▶ Task to complete: Could you show each line of the records that contains the word "name"?

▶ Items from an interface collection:
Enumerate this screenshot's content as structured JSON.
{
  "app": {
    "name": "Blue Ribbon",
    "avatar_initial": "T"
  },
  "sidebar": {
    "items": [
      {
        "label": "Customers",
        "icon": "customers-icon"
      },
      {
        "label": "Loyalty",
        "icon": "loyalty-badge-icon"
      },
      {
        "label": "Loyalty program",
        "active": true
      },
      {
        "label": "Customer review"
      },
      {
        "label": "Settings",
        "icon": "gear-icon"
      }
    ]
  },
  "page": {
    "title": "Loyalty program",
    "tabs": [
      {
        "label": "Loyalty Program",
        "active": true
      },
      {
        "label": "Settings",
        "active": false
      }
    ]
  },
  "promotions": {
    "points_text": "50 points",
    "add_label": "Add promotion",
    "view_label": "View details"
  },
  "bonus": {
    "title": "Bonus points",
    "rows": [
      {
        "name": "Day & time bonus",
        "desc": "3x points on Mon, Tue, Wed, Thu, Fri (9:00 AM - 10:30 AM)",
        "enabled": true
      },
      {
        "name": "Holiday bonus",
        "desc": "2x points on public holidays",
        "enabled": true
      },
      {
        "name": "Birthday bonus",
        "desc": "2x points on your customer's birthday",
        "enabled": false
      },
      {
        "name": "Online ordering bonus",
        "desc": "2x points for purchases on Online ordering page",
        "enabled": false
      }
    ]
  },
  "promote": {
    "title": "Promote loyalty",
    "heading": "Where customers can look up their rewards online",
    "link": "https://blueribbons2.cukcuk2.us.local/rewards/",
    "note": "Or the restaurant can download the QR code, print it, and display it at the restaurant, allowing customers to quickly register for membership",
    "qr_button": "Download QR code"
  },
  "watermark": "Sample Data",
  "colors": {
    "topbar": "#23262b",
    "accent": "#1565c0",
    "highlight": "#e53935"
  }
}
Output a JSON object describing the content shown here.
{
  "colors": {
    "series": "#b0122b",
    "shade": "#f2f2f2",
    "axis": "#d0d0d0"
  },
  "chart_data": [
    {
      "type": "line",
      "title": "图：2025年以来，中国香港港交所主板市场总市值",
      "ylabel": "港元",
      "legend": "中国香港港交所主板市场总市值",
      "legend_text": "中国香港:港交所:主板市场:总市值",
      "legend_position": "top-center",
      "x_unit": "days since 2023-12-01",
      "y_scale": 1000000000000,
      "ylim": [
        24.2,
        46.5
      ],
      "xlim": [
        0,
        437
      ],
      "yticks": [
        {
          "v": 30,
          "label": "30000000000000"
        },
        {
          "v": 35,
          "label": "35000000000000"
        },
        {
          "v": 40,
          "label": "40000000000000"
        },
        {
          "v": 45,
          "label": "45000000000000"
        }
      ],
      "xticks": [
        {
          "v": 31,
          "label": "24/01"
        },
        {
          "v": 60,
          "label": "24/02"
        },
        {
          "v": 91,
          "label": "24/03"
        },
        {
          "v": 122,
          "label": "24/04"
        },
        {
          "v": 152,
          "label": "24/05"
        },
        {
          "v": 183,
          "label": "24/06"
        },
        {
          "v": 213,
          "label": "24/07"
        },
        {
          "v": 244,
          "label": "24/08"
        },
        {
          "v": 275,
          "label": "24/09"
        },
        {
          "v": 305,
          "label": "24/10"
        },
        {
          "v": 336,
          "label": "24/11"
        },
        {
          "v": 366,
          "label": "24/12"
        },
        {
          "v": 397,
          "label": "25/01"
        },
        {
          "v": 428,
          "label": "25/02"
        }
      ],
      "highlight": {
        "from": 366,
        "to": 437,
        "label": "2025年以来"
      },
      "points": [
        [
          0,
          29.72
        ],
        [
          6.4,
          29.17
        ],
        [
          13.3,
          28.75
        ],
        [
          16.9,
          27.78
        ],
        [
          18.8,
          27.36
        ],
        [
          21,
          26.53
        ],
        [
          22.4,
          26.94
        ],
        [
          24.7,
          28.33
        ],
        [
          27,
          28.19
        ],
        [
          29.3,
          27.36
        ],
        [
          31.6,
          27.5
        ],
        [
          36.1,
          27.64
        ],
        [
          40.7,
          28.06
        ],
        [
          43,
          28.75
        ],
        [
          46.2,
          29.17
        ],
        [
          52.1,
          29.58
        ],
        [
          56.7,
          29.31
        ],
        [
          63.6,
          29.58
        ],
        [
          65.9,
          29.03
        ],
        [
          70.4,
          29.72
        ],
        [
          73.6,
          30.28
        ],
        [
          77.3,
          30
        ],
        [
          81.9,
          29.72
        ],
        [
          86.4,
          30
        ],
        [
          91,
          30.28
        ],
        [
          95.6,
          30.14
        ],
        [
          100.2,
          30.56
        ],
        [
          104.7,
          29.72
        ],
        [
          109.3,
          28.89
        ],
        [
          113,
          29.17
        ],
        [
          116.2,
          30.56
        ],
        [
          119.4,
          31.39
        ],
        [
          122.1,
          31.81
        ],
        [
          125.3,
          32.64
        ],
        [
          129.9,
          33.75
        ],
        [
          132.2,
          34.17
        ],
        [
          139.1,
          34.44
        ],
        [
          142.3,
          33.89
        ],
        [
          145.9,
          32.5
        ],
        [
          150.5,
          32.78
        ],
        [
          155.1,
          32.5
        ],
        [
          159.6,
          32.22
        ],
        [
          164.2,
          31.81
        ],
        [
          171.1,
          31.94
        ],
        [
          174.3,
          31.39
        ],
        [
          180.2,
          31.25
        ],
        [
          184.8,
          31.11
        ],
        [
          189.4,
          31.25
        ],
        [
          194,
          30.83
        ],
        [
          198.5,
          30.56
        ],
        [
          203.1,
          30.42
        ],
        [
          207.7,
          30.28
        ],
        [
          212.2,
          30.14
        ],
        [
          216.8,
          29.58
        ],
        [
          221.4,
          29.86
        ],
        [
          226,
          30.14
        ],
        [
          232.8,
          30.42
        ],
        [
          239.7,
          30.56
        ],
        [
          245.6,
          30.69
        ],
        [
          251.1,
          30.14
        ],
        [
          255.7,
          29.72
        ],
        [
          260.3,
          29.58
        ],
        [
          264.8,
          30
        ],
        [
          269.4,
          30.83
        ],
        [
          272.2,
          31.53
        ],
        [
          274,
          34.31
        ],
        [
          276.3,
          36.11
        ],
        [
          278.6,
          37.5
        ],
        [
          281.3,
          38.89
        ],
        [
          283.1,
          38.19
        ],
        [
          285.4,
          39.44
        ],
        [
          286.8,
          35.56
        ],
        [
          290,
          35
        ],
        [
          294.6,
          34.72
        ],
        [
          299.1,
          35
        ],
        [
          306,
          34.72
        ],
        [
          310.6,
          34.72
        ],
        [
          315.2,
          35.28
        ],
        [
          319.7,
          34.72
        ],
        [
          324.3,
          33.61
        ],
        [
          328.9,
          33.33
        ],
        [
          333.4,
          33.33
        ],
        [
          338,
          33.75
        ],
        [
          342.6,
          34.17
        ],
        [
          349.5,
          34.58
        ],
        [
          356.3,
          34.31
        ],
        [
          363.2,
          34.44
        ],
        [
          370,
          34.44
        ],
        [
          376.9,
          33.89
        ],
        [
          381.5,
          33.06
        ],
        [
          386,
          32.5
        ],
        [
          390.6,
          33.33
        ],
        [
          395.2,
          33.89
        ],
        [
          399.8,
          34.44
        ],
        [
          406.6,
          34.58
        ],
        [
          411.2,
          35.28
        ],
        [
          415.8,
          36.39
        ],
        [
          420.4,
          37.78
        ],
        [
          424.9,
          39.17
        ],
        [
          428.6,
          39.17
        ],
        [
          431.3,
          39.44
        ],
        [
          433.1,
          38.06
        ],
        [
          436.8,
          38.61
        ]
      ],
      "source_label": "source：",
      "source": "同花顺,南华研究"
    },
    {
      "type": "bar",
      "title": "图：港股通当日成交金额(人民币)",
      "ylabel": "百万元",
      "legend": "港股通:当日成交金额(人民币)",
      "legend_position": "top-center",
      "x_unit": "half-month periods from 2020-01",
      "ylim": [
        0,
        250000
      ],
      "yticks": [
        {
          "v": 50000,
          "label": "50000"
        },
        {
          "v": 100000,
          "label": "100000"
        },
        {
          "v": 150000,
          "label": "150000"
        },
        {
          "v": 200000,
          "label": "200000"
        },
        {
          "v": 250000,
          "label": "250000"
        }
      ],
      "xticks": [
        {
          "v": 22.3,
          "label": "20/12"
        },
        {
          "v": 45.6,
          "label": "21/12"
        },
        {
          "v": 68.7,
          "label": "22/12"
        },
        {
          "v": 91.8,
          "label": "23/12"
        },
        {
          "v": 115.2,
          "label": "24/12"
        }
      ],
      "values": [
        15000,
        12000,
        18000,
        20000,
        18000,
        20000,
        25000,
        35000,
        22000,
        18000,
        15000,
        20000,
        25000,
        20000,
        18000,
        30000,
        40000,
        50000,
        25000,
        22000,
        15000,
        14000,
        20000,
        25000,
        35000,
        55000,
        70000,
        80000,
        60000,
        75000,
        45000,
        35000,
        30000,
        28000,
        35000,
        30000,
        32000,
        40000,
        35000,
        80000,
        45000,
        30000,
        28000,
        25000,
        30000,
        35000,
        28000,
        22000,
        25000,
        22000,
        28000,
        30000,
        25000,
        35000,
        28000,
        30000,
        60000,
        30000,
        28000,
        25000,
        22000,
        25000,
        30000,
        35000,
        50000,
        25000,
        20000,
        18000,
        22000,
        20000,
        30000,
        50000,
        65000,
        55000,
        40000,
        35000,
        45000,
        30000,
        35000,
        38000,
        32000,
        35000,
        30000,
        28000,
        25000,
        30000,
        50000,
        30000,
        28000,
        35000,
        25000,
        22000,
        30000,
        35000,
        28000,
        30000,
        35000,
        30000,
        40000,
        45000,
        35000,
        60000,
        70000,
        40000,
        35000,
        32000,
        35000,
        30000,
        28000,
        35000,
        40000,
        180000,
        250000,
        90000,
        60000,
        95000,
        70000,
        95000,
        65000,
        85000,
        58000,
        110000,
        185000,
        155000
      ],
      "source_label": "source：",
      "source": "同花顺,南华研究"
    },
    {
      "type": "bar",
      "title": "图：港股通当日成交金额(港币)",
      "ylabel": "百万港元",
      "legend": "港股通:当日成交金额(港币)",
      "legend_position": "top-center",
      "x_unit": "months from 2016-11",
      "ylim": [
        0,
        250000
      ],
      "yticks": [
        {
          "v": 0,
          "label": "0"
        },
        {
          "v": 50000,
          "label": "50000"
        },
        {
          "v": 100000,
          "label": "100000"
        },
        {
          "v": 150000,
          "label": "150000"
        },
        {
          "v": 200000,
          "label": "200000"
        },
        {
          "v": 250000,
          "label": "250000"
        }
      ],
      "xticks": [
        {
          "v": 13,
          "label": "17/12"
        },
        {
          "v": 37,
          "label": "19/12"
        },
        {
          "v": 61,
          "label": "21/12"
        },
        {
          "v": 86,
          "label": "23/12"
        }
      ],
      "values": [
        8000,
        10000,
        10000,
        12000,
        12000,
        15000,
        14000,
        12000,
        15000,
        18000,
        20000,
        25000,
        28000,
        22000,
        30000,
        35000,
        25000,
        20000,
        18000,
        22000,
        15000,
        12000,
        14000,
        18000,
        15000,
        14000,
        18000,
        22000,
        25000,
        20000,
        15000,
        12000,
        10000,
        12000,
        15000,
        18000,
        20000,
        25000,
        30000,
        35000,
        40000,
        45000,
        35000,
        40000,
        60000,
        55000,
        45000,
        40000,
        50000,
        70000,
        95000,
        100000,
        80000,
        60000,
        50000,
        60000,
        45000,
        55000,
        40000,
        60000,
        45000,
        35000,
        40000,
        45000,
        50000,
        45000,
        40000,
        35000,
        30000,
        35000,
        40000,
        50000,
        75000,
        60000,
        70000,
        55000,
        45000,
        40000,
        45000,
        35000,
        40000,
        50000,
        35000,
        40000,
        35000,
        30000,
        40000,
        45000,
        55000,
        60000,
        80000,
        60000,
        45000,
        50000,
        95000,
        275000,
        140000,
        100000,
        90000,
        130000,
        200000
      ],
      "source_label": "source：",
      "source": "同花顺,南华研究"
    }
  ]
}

▶ Answer area:
    "name": "Blue Ribbon",
        "name": "Day & time bonus",
        "name": "Holiday bonus",
        "name": "Birthday bonus",
        "name": "Online ordering bonus",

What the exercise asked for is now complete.